**PROMPT**
Exact repetition of every entry is required.

Records from a dataset:

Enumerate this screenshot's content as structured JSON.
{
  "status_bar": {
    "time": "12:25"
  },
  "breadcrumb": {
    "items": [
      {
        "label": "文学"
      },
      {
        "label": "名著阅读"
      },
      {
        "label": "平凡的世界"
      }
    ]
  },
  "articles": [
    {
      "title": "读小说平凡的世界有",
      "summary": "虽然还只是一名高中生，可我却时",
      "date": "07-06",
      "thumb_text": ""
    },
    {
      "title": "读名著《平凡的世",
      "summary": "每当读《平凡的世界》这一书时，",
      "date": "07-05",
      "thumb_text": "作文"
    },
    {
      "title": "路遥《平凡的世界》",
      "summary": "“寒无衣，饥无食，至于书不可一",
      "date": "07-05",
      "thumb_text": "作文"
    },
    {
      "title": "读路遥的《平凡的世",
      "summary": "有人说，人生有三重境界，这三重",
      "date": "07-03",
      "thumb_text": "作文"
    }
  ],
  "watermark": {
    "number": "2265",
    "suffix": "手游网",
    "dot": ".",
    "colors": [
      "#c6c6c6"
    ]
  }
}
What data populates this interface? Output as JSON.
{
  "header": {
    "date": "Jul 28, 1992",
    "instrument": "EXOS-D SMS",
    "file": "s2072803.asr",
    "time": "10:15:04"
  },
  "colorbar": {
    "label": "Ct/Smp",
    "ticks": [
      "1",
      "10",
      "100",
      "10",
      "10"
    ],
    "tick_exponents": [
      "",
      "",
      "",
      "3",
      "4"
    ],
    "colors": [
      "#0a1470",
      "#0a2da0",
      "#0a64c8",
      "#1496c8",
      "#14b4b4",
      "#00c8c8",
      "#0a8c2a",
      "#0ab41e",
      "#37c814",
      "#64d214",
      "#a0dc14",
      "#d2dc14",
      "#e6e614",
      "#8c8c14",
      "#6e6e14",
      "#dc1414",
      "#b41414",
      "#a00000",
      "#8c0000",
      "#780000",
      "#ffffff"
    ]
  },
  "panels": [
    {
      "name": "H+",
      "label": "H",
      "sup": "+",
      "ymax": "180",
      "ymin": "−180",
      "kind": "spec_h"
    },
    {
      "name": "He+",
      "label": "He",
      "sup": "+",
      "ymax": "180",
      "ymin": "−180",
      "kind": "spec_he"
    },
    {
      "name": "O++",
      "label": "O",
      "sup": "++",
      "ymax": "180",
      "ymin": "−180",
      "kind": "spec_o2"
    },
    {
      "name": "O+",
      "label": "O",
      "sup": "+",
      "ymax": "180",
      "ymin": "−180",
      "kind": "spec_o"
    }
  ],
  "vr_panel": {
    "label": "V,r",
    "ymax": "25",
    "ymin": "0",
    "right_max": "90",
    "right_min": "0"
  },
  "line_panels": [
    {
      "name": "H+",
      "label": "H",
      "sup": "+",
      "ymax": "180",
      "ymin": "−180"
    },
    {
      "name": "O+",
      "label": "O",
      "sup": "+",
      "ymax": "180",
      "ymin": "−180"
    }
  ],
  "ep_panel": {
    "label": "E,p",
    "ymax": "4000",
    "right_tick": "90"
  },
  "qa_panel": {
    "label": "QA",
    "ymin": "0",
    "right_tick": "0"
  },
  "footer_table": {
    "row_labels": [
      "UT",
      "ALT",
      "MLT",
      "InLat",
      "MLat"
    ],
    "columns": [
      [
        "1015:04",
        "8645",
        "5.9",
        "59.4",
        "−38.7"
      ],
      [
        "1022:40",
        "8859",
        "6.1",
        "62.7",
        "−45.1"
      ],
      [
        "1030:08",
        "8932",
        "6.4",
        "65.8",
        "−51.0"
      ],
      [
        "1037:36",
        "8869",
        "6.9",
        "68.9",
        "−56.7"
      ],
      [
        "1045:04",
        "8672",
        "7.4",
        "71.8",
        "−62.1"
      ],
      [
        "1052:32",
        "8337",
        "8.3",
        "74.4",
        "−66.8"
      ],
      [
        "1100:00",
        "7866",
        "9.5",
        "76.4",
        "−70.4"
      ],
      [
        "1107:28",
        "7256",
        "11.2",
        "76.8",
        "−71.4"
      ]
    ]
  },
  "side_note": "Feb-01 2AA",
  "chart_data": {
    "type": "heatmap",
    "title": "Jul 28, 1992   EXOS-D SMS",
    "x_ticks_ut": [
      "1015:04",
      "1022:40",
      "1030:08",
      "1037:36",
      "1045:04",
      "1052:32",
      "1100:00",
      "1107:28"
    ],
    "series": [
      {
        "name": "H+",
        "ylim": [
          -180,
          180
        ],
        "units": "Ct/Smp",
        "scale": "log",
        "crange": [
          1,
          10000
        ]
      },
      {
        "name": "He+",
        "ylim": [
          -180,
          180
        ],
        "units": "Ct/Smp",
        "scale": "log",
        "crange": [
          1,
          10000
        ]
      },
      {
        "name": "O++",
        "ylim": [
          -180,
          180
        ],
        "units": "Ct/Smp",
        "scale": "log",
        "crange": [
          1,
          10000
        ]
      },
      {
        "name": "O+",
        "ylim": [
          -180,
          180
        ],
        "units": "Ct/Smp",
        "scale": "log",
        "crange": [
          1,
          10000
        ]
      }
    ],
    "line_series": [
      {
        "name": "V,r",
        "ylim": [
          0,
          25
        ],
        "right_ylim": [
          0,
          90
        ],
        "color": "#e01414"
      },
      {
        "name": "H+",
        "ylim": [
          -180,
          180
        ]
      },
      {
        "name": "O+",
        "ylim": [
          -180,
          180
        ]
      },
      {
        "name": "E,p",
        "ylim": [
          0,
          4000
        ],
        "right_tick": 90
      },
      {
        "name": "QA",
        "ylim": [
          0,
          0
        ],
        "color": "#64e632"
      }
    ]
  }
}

**WRITTEN RESPONSE**
Enumerate this screenshot's content as structured JSON.
{
  "status_bar": {
    "time": "12:25"
  },
  "breadcrumb": {
    "items": [
      {
        "label": "文学"
      },
      {
        "label": "名著阅读"
      },
      {
        "label": "平凡的世界"
      }
    ]
  },
  "articles": [
    {
      "title": "读小说平凡的世界有",
      "summary": "虽然还只是一名高中生，可我却时",
      "date": "07-06",
      "thumb_text": ""
    },
    {
      "title": "读名著《平凡的世",
      "summary": "每当读《平凡的世界》这一书时，",
      "date": "07-05",
      "thumb_text": "作文"
    },
    {
      "title": "路遥《平凡的世界》",
      "summary": "“寒无衣，饥无食，至于书不可一",
      "date": "07-05",
      "thumb_text": "作文"
    },
    {
      "title": "读路遥的《平凡的世",
      "summary": "有人说，人生有三重境界，这三重",
      "date": "07-03",
      "thumb_text": "作文"
    }
  ],
  "watermark": {
    "number": "2265",
    "suffix": "手游网",
    "dot": ".",
    "colors": [
      "#c6c6c6"
    ]
  }
}
What data populates this interface? Output as JSON.
{
  "header": {
    "date": "Jul 28, 1992",
    "instrument": "EXOS-D SMS",
    "file": "s2072803.asr",
    "time": "10:15:04"
  },
  "colorbar": {
    "label": "Ct/Smp",
    "ticks": [
      "1",
      "10",
      "100",
      "10",
      "10"
    ],
    "tick_exponents": [
      "",
      "",
      "",
      "3",
      "4"
    ],
    "colors": [
      "#0a1470",
      "#0a2da0",
      "#0a64c8",
      "#1496c8",
      "#14b4b4",
      "#00c8c8",
      "#0a8c2a",
      "#0ab41e",
      "#37c814",
      "#64d214",
      "#a0dc14",
      "#d2dc14",
      "#e6e614",
      "#8c8c14",
      "#6e6e14",
      "#dc1414",
      "#b41414",
      "#a00000",
      "#8c0000",
      "#780000",
      "#ffffff"
    ]
  },
  "panels": [
    {
      "name": "H+",
      "label": "H",
      "sup": "+",
      "ymax": "180",
      "ymin": "−180",
      "kind": "spec_h"
    },
    {
      "name": "He+",
      "label": "He",
      "sup": "+",
      "ymax": "180",
      "ymin": "−180",
      "kind": "spec_he"
    },
    {
      "name": "O++",
      "label": "O",
      "sup": "++",
      "ymax": "180",
      "ymin": "−180",
      "kind": "spec_o2"
    },
    {
      "name": "O+",
      "label": "O",
      "sup": "+",
      "ymax": "180",
      "ymin": "−180",
      "kind": "spec_o"
    }
  ],
  "vr_panel": {
    "label": "V,r",
    "ymax": "25",
    "ymin": "0",
    "right_max": "90",
    "right_min": "0"
  },
  "line_panels": [
    {
      "name": "H+",
      "label": "H",
      "sup": "+",
      "ymax": "180",
      "ymin": "−180"
    },
    {
      "name": "O+",
      "label": "O",
      "sup": "+",
      "ymax": "180",
      "ymin": "−180"
    }
  ],
  "ep_panel": {
    "label": "E,p",
    "ymax": "4000",
    "right_tick": "90"
  },
  "qa_panel": {
    "label": "QA",
    "ymin": "0",
    "right_tick": "0"
  },
  "footer_table": {
    "row_labels": [
      "UT",
      "ALT",
      "MLT",
      "InLat",
      "MLat"
    ],
    "columns": [
      [
        "1015:04",
        "8645",
        "5.9",
        "59.4",
        "−38.7"
      ],
      [
        "1022:40",
        "8859",
        "6.1",
        "62.7",
        "−45.1"
      ],
      [
        "1030:08",
        "8932",
        "6.4",
        "65.8",
        "−51.0"
      ],
      [
        "1037:36",
        "8869",
        "6.9",
        "68.9",
        "−56.7"
      ],
      [
        "1045:04",
        "8672",
        "7.4",
        "71.8",
        "−62.1"
      ],
      [
        "1052:32",
        "8337",
        "8.3",
        "74.4",
        "−66.8"
      ],
      [
        "1100:00",
        "7866",
        "9.5",
        "76.4",
        "−70.4"
      ],
      [
        "1107:28",
        "7256",
        "11.2",
        "76.8",
        "−71.4"
      ]
    ]
  },
  "side_note": "Feb-01 2AA",
  "chart_data": {
    "type": "heatmap",
    "title": "Jul 28, 1992   EXOS-D SMS",
    "x_ticks_ut": [
      "1015:04",
      "1022:40",
      "1030:08",
      "1037:36",
      "1045:04",
      "1052:32",
      "1100:00",
      "1107:28"
    ],
    "series": [
      {
        "name": "H+",
        "ylim": [
          -180,
          180
        ],
        "units": "Ct/Smp",
        "scale": "log",
        "crange": [
          1,
          10000
        ]
      },
      {
        "name": "He+",
        "ylim": [
          -180,
          180
        ],
        "units": "Ct/Smp",
        "scale": "log",
        "crange": [
          1,
          10000
        ]
      },
      {
        "name": "O++",
        "ylim": [
          -180,
          180
        ],
        "units": "Ct/Smp",
        "scale": "log",
        "crange": [
          1,
          10000
        ]
      },
      {
        "name": "O+",
        "ylim": [
          -180,
          180
        ],
        "units": "Ct/Smp",
        "scale": "log",
        "crange": [
          1,
          10000
        ]
      }
    ],
    "line_series": [
      {
        "name": "V,r",
        "ylim": [
          0,
          25
        ],
        "right_ylim": [
          0,
          90
        ],
        "color": "#e01414"
      },
      {
        "name": "H+",
        "ylim": [
          -180,
          180
        ]
      },
      {
        "name": "O+",
        "ylim": [
          -180,
          180
        ]
      },
      {
        "name": "E,p",
        "ylim": [
          0,
          4000
        ],
        "right_tick": 90
      },
      {
        "name": "QA",
        "ylim": [
          0,
          0
        ],
        "color": "#64e632"
      }
    ]
  }
}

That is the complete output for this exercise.